Interestingly, in the news, Supreme Court nominee Neil Gorsuch was asked about the issue of abortion at confirmation hearings. The Senate grilled him about Griswald v. Connecticut over and over. Although he never had a case on abortion, Gorsuch said he’ll follow the law. With Anthony Kennedy soon retiring, it will be interesting to see if newly appointed Supreme Court Justice Gorsuch will vote to overturn abortion.
In the past, Roe v. Wade (1973) said women have a right to abortion. Roe provided a trimester framework for abortion. Basically, in the first three months of pregnancy, a women can get an abortion with a doctor’s consent. However, after the first trimester, the state has an interest in women’s health and can restrict abortions.

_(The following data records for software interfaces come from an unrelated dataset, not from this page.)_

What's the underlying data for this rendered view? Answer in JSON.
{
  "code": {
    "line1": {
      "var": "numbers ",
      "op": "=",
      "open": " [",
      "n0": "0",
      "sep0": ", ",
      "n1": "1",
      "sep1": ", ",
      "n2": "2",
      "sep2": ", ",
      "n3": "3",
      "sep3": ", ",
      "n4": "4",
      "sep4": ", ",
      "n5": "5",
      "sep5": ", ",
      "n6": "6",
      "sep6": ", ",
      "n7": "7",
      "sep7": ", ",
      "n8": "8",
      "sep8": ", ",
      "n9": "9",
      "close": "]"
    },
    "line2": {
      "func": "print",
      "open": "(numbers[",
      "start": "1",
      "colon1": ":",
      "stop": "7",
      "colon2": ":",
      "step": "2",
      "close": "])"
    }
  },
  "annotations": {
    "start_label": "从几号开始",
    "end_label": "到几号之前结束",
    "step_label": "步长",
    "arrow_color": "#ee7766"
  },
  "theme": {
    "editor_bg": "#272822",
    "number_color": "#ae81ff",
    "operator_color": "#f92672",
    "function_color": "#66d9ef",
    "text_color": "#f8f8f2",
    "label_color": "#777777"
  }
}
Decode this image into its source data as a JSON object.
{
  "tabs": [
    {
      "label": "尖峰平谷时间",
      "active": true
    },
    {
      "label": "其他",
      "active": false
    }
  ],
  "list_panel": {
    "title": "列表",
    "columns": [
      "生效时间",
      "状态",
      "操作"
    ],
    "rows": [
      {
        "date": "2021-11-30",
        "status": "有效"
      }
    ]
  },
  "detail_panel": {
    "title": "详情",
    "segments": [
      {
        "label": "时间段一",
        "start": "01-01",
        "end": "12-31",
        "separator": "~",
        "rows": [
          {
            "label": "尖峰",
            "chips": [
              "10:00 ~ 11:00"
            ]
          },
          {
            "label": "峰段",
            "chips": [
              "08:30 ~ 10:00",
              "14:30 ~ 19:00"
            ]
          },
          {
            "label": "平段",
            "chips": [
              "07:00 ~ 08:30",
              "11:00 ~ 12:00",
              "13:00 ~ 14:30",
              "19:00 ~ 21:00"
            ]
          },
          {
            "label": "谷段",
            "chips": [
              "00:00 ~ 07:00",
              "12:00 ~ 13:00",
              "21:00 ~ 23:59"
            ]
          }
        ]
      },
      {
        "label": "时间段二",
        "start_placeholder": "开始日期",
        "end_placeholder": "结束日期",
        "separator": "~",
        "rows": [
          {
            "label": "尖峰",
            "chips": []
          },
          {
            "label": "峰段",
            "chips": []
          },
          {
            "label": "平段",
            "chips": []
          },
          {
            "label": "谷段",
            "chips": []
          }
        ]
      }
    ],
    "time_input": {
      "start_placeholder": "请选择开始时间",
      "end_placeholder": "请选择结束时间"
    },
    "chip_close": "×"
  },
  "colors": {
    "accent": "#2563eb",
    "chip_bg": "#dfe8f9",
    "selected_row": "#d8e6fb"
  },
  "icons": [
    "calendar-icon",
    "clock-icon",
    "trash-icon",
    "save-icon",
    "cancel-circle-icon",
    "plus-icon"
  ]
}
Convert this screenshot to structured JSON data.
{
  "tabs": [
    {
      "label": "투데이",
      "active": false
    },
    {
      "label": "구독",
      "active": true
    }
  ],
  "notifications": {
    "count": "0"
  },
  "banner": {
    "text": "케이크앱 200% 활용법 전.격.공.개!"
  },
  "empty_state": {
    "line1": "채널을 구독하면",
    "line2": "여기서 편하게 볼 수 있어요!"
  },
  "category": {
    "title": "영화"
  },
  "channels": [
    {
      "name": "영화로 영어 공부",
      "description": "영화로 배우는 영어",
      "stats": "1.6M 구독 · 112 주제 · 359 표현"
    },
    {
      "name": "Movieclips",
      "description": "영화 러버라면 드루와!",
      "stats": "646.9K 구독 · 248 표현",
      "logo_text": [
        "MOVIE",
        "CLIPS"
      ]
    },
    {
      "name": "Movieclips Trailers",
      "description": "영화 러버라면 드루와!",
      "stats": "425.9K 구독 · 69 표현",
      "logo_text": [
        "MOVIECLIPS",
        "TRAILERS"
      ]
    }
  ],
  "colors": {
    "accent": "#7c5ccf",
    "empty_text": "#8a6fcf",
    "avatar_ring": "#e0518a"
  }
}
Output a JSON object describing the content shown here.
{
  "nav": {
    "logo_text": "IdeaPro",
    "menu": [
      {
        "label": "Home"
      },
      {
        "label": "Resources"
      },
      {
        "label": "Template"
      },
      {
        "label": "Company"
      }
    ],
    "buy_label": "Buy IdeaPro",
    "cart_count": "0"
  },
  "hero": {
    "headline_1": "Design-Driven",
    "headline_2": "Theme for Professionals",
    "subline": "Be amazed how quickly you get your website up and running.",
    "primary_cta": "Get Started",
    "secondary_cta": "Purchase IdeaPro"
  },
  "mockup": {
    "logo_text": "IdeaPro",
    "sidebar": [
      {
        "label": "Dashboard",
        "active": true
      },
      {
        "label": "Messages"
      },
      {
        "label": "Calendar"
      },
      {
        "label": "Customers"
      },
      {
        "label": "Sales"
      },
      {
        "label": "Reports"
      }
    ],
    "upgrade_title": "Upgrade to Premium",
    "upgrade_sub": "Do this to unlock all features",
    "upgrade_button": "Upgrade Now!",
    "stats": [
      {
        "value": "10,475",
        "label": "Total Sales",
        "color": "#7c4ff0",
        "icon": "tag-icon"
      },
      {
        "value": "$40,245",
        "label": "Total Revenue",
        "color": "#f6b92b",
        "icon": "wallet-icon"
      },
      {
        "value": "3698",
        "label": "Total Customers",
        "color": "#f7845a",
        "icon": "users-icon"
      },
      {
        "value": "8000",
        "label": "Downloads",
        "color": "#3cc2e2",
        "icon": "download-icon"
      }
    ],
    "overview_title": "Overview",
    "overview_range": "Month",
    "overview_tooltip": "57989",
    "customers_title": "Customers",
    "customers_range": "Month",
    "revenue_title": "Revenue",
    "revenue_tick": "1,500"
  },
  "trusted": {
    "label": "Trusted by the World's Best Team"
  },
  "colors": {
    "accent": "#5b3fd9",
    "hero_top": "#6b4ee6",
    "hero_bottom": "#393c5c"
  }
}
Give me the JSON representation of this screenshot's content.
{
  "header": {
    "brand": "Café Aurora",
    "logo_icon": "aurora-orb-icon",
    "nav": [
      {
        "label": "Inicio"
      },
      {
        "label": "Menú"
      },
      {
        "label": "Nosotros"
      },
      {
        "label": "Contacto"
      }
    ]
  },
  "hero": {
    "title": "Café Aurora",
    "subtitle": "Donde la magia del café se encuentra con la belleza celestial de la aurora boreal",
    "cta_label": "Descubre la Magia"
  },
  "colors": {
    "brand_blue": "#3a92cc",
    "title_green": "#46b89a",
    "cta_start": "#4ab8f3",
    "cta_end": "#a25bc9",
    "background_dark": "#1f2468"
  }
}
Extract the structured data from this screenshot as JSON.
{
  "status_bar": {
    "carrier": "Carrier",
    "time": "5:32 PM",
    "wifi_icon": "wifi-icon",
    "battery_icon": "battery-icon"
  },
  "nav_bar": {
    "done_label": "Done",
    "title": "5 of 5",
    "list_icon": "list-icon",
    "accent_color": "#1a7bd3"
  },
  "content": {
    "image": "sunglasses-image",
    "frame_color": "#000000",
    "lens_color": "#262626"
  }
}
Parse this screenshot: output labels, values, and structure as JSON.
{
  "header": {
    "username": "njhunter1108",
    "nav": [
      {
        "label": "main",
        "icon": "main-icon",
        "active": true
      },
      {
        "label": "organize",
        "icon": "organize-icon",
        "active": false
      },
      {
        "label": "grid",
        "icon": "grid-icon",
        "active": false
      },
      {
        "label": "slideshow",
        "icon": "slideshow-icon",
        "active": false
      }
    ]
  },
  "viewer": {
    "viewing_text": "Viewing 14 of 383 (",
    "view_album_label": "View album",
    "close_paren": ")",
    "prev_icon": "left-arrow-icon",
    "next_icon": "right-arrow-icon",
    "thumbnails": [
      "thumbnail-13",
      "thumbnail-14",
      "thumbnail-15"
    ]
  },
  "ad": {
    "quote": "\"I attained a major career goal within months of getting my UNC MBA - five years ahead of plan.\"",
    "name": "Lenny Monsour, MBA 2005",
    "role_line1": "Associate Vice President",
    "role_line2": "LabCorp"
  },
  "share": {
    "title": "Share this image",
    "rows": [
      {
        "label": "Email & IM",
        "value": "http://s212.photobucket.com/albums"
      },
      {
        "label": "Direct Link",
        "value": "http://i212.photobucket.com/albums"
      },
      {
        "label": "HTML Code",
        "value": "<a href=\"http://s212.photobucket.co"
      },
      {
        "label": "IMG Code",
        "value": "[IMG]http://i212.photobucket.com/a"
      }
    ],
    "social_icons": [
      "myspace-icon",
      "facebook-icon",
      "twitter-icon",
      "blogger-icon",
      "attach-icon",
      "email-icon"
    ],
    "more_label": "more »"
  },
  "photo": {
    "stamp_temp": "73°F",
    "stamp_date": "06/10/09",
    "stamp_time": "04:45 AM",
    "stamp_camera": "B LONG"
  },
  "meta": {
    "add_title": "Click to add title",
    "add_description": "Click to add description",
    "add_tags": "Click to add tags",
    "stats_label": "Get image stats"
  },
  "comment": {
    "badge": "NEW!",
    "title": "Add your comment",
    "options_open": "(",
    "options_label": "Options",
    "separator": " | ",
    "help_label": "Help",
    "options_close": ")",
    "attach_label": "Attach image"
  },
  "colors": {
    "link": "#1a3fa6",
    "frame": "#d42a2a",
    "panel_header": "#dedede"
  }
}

Next, Planned Parenthood v. Casey (1992) affirmed Roe but only in name. It got rid of the trimester framework and replaced it with a viability framework. Basically, pre-viability said a woman can get an abortion if there’s no undue burden. Post-viability said the state can restrict abortions for a women’s health reasons and to protect the life of fetus. Casey narrowed the right to abortion.
In the end, Whole Woman’s Health v. Hellerstedt dealt with the “undue burden” part of abortion, which the Roe and Casey didn’t answer. The Supreme Court said House Bill 2 imposes an undue burden on women seeking a legal abortion, and thus is unconstitutional. Whole Woman’s Health v. Hellerstedt makes the third case in the trilogy on abortion jurisprudence.